On the face of it, the boundary change proposals were about cutting costs by having less MPs and strengthening democracy by having each MP represent roughly identical numbers of voters. Neither of these claims bear close scrutiny.
Our democracy is not a simple thing – it struggles its way through the conflicting needs of the nation and the individual. It is unrealistic to base our representation on population statistics alone. It’s true that there are a few Parliamentary seats with fairly sparsely populated constituencies but democratic representation is not just about an equal-sized electoral bloc having a vote in Parliamentary debates. After all, no-one who supports the wrong party in a “safe” seat gets their say in Parliamentary votes, do they? To argue that population is all that matters is to support concentrating power with the executive – the government. It means less outspoken MPs and more sheep, as if we don’t have enough already.

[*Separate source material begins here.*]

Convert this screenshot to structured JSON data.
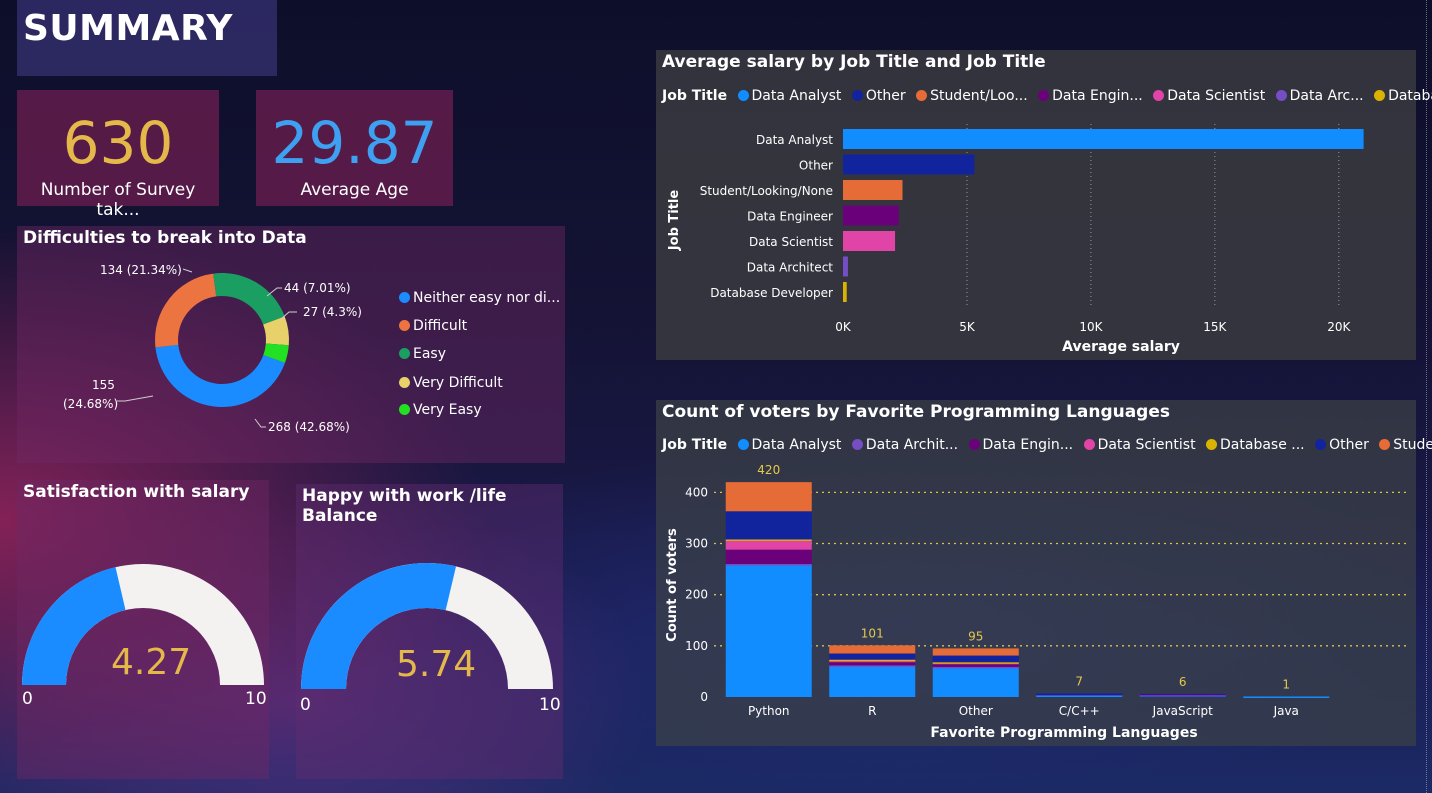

The Tory cries that fairer sized constituencies means stronger democracy is a sham. If they really wanted fairness based on national opinion, they would support proportional representation. But to do that would cost them dozens of seats, so, not surprisingly, they want none of it. The AV referendum showed quite clearly how little the Tories care about fairness. They flatly refused a referendum on Proportional Representation because there might be a positive result. AV was a compromise system that they only agreed to because they were confident the electorate would reject it. As soon as polls suggested the “Yes” Vote might win, David Cameron broke his pledge to remain neutral and stepped in to drive the campaign against AV. If you’re looking for duplicity in the coalition, it started there.

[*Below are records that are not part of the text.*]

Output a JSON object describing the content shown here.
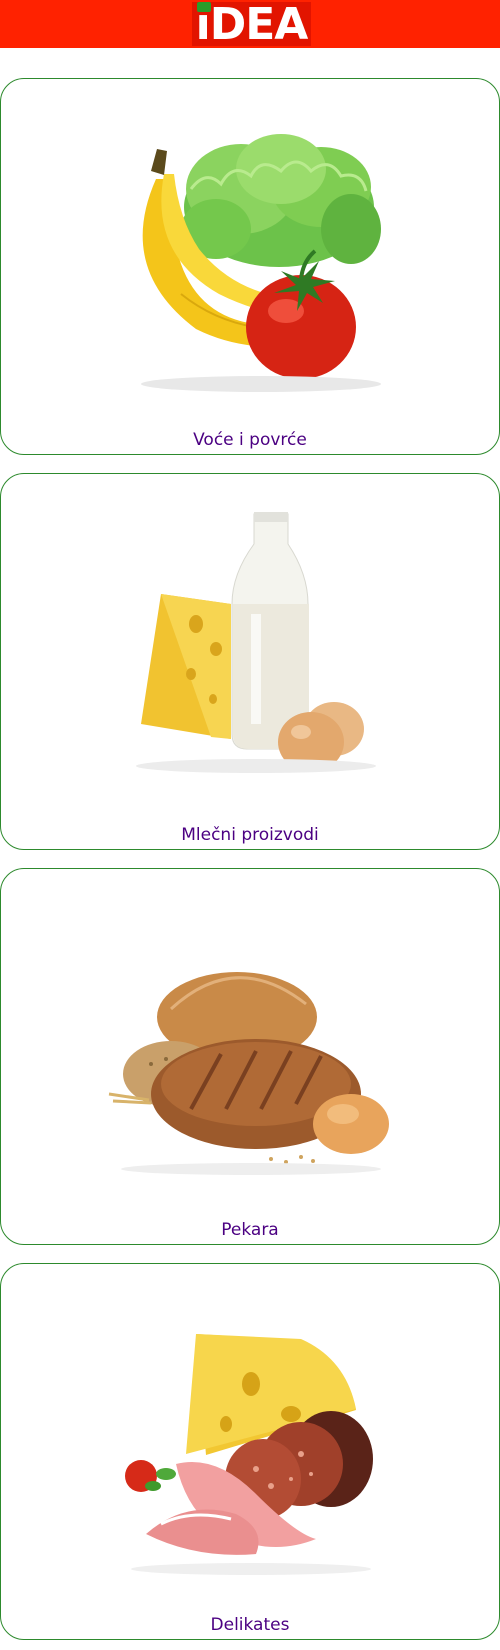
{
  "header": {
    "logo_text": "iDEA",
    "background_color": "#ff2200",
    "logo_dot_color": "#2a9d2a"
  },
  "categories": [
    {
      "label": "Voće i povrće",
      "icon": "fruit-vegetables-image"
    },
    {
      "label": "Mlečni proizvodi",
      "icon": "dairy-products-image"
    },
    {
      "label": "Pekara",
      "icon": "bakery-bread-image"
    },
    {
      "label": "Delikates",
      "icon": "deli-meats-cheese-image"
    }
  ],
  "colors": {
    "card_border": "#2d8a2d",
    "label_text": "#4b0082"
  }
}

Yet to hear them squeal about the “evil, duplicitious” Lib Dems, you’d think they actually wanted better democracy… erm such as an elected Lords? No, what really lay behind the boundary changes was classic Tory gerrymandering. By cutting the boundary cake to suit themselves, the Conservatives would have guaranteed themselves more safe seats compared to Labour. It would also make it much harder for smaller parties to win seats.
As for saving money – that doesn’t stack up either. The savings are minimal if there are any, at all. What should matter is value for money. An MP in a revised constituency that is geographically awkward (such as The Isle Of Wight) or with unnatural community splits will be less able to represent the needs of those on the margins. A seat that has no coherence is very difficult to represent fairly.
It is a shame that Nick Clegg couched his determination to vote against boundary changes in a sulky, tit-for-tat way because it threw a bone to the baying dogs of the right-wing press. Instead of seeing this as Lib Dems resisting the bullying “divine right to rule” Tories, it was portrayed as Lib Dem petulance. It was the Tories who broke the agreement but the LibDems have been blamed again. Even the BBC Today show gave far too much airtime to stroppy Tory back-benchers crying “foul”. What didn’t come across was that the real sore losers in this debate were the spoilt little Tories, who got caught trying to cheat democracy again and were slapped down for it.
* Neville Farmer is an Executive Member of the Parliamentary Candidates Association